Interface dataset entries:
:::

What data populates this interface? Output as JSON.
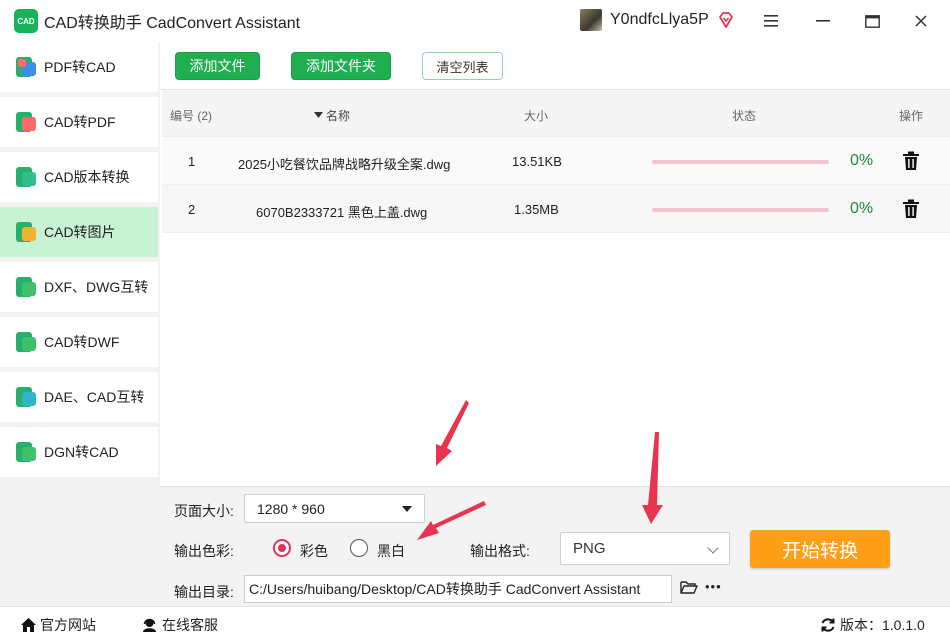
{
  "app": {
    "logo_text": "CAD",
    "title": "CAD转换助手 CadConvert Assistant",
    "username": "Y0ndfcLlya5P"
  },
  "sidebar": {
    "items": [
      {
        "label": "PDF转CAD",
        "active": false
      },
      {
        "label": "CAD转PDF",
        "active": false
      },
      {
        "label": "CAD版本转换",
        "active": false
      },
      {
        "label": "CAD转图片",
        "active": true
      },
      {
        "label": "DXF、DWG互转",
        "active": false
      },
      {
        "label": "CAD转DWF",
        "active": false
      },
      {
        "label": "DAE、CAD互转",
        "active": false
      },
      {
        "label": "DGN转CAD",
        "active": false
      }
    ]
  },
  "toolbar": {
    "add_file": "添加文件",
    "add_folder": "添加文件夹",
    "clear_list": "清空列表"
  },
  "table": {
    "headers": {
      "index": "编号 (2)",
      "name": "名称",
      "size": "大小",
      "status": "状态",
      "action": "操作"
    },
    "rows": [
      {
        "index": "1",
        "name": "2025小吃餐饮品牌战略升级全案.dwg",
        "size": "13.51KB",
        "progress": "0%"
      },
      {
        "index": "2",
        "name": "6070B2333721 黑色上盖.dwg",
        "size": "1.35MB",
        "progress": "0%"
      }
    ]
  },
  "settings": {
    "page_size_label": "页面大小:",
    "page_size_value": "1280 * 960",
    "color_label": "输出色彩:",
    "color_option_1": "彩色",
    "color_option_2": "黑白",
    "color_selected": "彩色",
    "format_label": "输出格式:",
    "format_value": "PNG",
    "start_button": "开始转换",
    "output_dir_label": "输出目录:",
    "output_dir_value": "C:/Users/huibang/Desktop/CAD转换助手 CadConvert Assistant",
    "more": "•••"
  },
  "statusbar": {
    "website": "官方网站",
    "support": "在线客服",
    "version_label": "版本：",
    "version": "1.0.1.0"
  },
  "colors": {
    "accent_green": "#1fae50",
    "active_item": "#c8f2d4",
    "start_orange": "#ff9f17",
    "radio_selected": "#e0345c",
    "progress_track": "#f2c4cf",
    "percent_text": "#1c8c3a",
    "annotation_arrow": "#e8344e"
  }
}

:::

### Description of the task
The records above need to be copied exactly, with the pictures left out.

### Output of the exercise
What data populates this interface? Output as JSON.
{
  "app": {
    "logo_text": "CAD",
    "title": "CAD转换助手 CadConvert Assistant",
    "username": "Y0ndfcLlya5P"
  },
  "sidebar": {
    "items": [
      {
        "label": "PDF转CAD",
        "active": false
      },
      {
        "label": "CAD转PDF",
        "active": false
      },
      {
        "label": "CAD版本转换",
        "active": false
      },
      {
        "label": "CAD转图片",
        "active": true
      },
      {
        "label": "DXF、DWG互转",
        "active": false
      },
      {
        "label": "CAD转DWF",
        "active": false
      },
      {
        "label": "DAE、CAD互转",
        "active": false
      },
      {
        "label": "DGN转CAD",
        "active": false
      }
    ]
  },
  "toolbar": {
    "add_file": "添加文件",
    "add_folder": "添加文件夹",
    "clear_list": "清空列表"
  },
  "table": {
    "headers": {
      "index": "编号 (2)",
      "name": "名称",
      "size": "大小",
      "status": "状态",
      "action": "操作"
    },
    "rows": [
      {
        "index": "1",
        "name": "2025小吃餐饮品牌战略升级全案.dwg",
        "size": "13.51KB",
        "progress": "0%"
      },
      {
        "index": "2",
        "name": "6070B2333721 黑色上盖.dwg",
        "size": "1.35MB",
        "progress": "0%"
      }
    ]
  },
  "settings": {
    "page_size_label": "页面大小:",
    "page_size_value": "1280 * 960",
    "color_label": "输出色彩:",
    "color_option_1": "彩色",
    "color_option_2": "黑白",
    "color_selected": "彩色",
    "format_label": "输出格式:",
    "format_value": "PNG",
    "start_button": "开始转换",
    "output_dir_label": "输出目录:",
    "output_dir_value": "C:/Users/huibang/Desktop/CAD转换助手 CadConvert Assistant",
    "more": "•••"
  },
  "statusbar": {
    "website": "官方网站",
    "support": "在线客服",
    "version_label": "版本：",
    "version": "1.0.1.0"
  },
  "colors": {
    "accent_green": "#1fae50",
    "active_item": "#c8f2d4",
    "start_orange": "#ff9f17",
    "radio_selected": "#e0345c",
    "progress_track": "#f2c4cf",
    "percent_text": "#1c8c3a",
    "annotation_arrow": "#e8344e"
  }
}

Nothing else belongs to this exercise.